With the release of various updated Linux distributions on our Classic VPS, I thought I’d write a post comparing my two favourite distributions: Ubuntu and Debian. I should say in advance that it has always been my view that Ubuntu is for the desktop and Debian is for the server; and I have used both operating systems in these respective roles for many years. However as Ubuntu matures and gains more commercial support from vendors and Canonical, this simplistic view of the distributions is now changing.
Stability and release cycle
One of the major differences between Debian and Ubuntu is their respective release cycles. Debian runs parallel stable and testing versions of the operating system over a 2 year release cycle. Whereas Ubuntu releases a new version every 6 months, with a stable ‘long term support’ (LTS) release every 2 years.
Debian’s stable version is supported for 3 years; that is it will remain supported and continue to receive security patches for up to 1 year after the new stable version has been released. While Debian’s stability is second to none, this relatively short release cycle for stable editions means you will have to keep on top of your updates and plan to upgrade sooner rather than later when a new stable version is released.
The LTS version of Ubuntu remains stable and supported for 5 years from the release date. This means the latest Ubuntu LTS version, 12.04, will be supported by Canonical until 2017, leaving plenty of time to plan your upgrade to a future release.
Up to date packages
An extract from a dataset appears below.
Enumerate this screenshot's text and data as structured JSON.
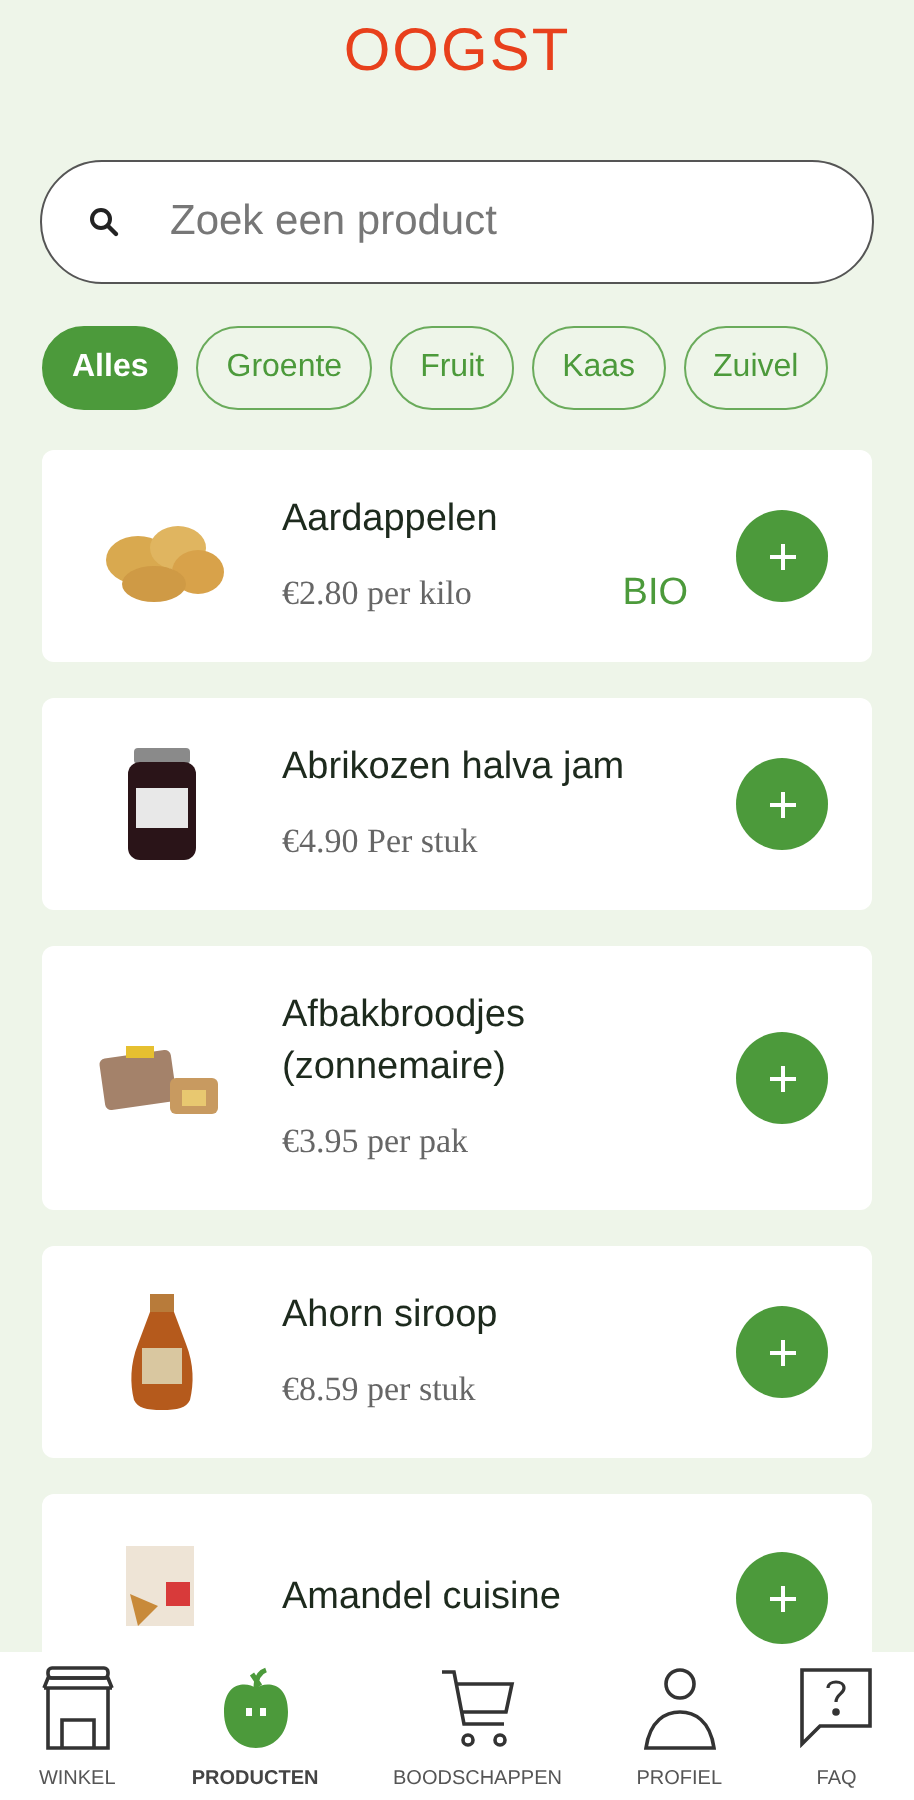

Ubuntu’s fast release cycle is one of the main reasons it has dominated Debian for desktop use; this makes for a more modern and up to date desktop environment. However, while you might want the latest desktop bling on your home laptop, it is likely that stability and security will be far more important for your Linux web server.
Ubuntu 12.04 (LTS) uses Debian Testing as its base package repository, meaning they are putting software into a stable release while Debian is potentially 1 or 2 years away from doing the same. If you absolutely need the bleeding edge version of your operating environment, then there is no doubt Ubuntu will serve you better; but if you are looking for a well-tested and highly stable environment, Debian is the best choice.
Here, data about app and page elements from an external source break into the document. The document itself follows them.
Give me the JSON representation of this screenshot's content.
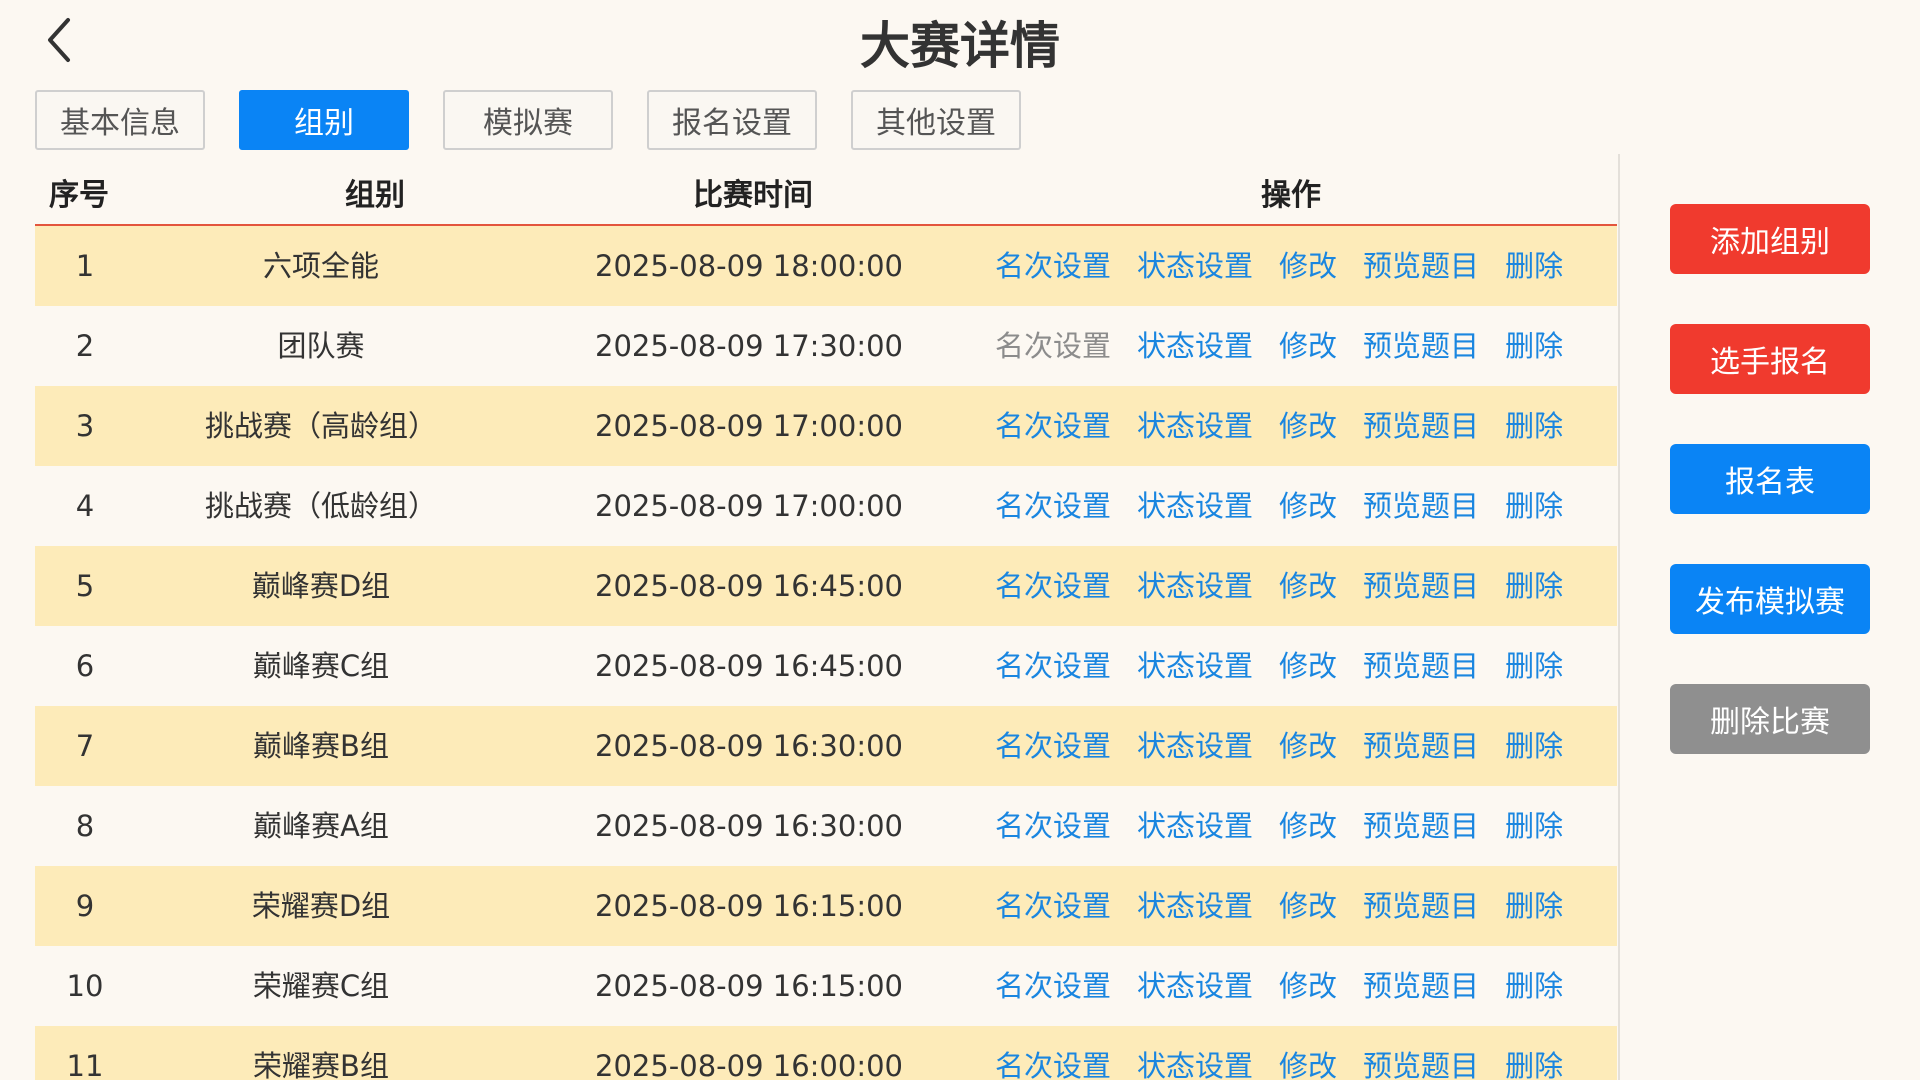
{
  "header": {
    "title": "大赛详情",
    "back_icon": "chevron-left-icon"
  },
  "tabs": [
    {
      "label": "基本信息",
      "active": false
    },
    {
      "label": "组别",
      "active": true
    },
    {
      "label": "模拟赛",
      "active": false
    },
    {
      "label": "报名设置",
      "active": false
    },
    {
      "label": "其他设置",
      "active": false
    }
  ],
  "table": {
    "headers": {
      "index": "序号",
      "group": "组别",
      "time": "比赛时间",
      "ops": "操作"
    },
    "op_labels": {
      "rank": "名次设置",
      "status": "状态设置",
      "edit": "修改",
      "preview": "预览题目",
      "delete": "删除"
    },
    "rows": [
      {
        "index": "1",
        "group": "六项全能",
        "time": "2025-08-09 18:00:00",
        "rank_disabled": false
      },
      {
        "index": "2",
        "group": "团队赛",
        "time": "2025-08-09 17:30:00",
        "rank_disabled": true
      },
      {
        "index": "3",
        "group": "挑战赛（高龄组）",
        "time": "2025-08-09 17:00:00",
        "rank_disabled": false
      },
      {
        "index": "4",
        "group": "挑战赛（低龄组）",
        "time": "2025-08-09 17:00:00",
        "rank_disabled": false
      },
      {
        "index": "5",
        "group": "巅峰赛D组",
        "time": "2025-08-09 16:45:00",
        "rank_disabled": false
      },
      {
        "index": "6",
        "group": "巅峰赛C组",
        "time": "2025-08-09 16:45:00",
        "rank_disabled": false
      },
      {
        "index": "7",
        "group": "巅峰赛B组",
        "time": "2025-08-09 16:30:00",
        "rank_disabled": false
      },
      {
        "index": "8",
        "group": "巅峰赛A组",
        "time": "2025-08-09 16:30:00",
        "rank_disabled": false
      },
      {
        "index": "9",
        "group": "荣耀赛D组",
        "time": "2025-08-09 16:15:00",
        "rank_disabled": false
      },
      {
        "index": "10",
        "group": "荣耀赛C组",
        "time": "2025-08-09 16:15:00",
        "rank_disabled": false
      },
      {
        "index": "11",
        "group": "荣耀赛B组",
        "time": "2025-08-09 16:00:00",
        "rank_disabled": false
      }
    ]
  },
  "sidebar": {
    "buttons": [
      {
        "name": "add-group-button",
        "label": "添加组别",
        "color": "red"
      },
      {
        "name": "player-signup-button",
        "label": "选手报名",
        "color": "red"
      },
      {
        "name": "signup-sheet-button",
        "label": "报名表",
        "color": "blue"
      },
      {
        "name": "publish-mock-button",
        "label": "发布模拟赛",
        "color": "blue"
      },
      {
        "name": "delete-contest-button",
        "label": "删除比赛",
        "color": "gray"
      }
    ]
  },
  "colors": {
    "accent": "#0a84f5",
    "danger": "#f03a2e",
    "neutral": "#8f8f8f",
    "link": "#1a86e0",
    "row_highlight": "#fdebb9",
    "header_rule": "#e3553d"
  }
}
Ubuntu is backed by a commercial organisation called Canonical, run by founder Mark Shuttleworth. This backing means you can purchase business grade support for your operating environment. Debian on the other hand is run by a purely non-commercial, community based team with support to match. The obvious advantage of commercial support is offset by the potential for Ubuntu to dismiss its ‘free’ roots as Redhat did with the creation of Fedora and Enterprise Linux. Both Debian and Ubuntu have active and generally helpful communities meaning any technical problem you run into is likely to be well documented. In the case of Ubuntu, the forums provide a great technical knowledge base and you’ll find yourself there often while learning and supporting the operating system.
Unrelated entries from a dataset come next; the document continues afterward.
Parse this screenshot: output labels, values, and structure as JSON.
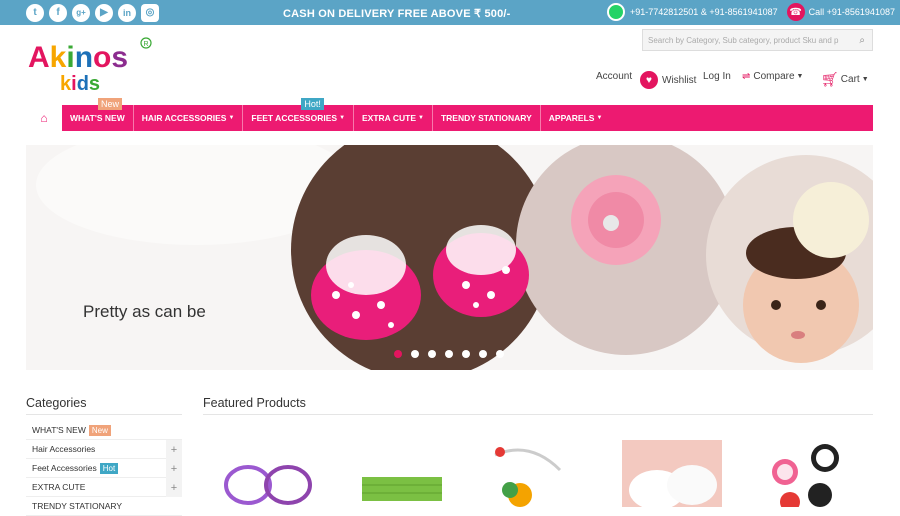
{
  "topbar": {
    "social": [
      "twitter-icon",
      "facebook-icon",
      "google-plus-icon",
      "youtube-icon",
      "linkedin-icon",
      "instagram-icon"
    ],
    "promo": "CASH ON DELIVERY FREE ABOVE ₹ 500/-",
    "whatsapp": "+91-7742812501 & +91-8561941087",
    "call": "Call +91-8561941087"
  },
  "logo": {
    "text": "AKINOS KIDS",
    "reg": "®"
  },
  "search": {
    "placeholder": "Search by Category, Sub category, product Sku and p"
  },
  "header": {
    "account": "Account",
    "wishlist": "Wishlist",
    "login": "Log In",
    "compare": "Compare",
    "cart": "Cart"
  },
  "nav": {
    "items": [
      {
        "label": "WHAT'S NEW",
        "badge": "New"
      },
      {
        "label": "HAIR ACCESSORIES"
      },
      {
        "label": "FEET ACCESSORIES",
        "badge": "Hot!"
      },
      {
        "label": "EXTRA CUTE"
      },
      {
        "label": "TRENDY STATIONARY"
      },
      {
        "label": "APPARELS"
      }
    ]
  },
  "hero": {
    "tagline": "Pretty as can be",
    "slides": 7,
    "active_slide": 1
  },
  "sidebar": {
    "title": "Categories",
    "items": [
      {
        "label": "WHAT'S NEW",
        "tag": "New"
      },
      {
        "label": "Hair Accessories"
      },
      {
        "label": "Feet Accessories",
        "tag": "Hot"
      },
      {
        "label": "EXTRA CUTE"
      },
      {
        "label": "TRENDY STATIONARY"
      }
    ]
  },
  "featured": {
    "title": "Featured Products"
  },
  "colors": {
    "pink": "#ed1a71",
    "blue": "#5ba4c6",
    "orange": "#f0a37a",
    "teal": "#3fa7c5"
  }
}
Both distributions provide an rock solid easy to use web hosting operating system. There is very little between them in terms of choosing which one to go with; however it is my belief that while Ubuntu provides all the up to date bells and whistles, Debian has the edge due to its proven stability.
|Hosting Options & Info||VPS||Web Solutions & Services|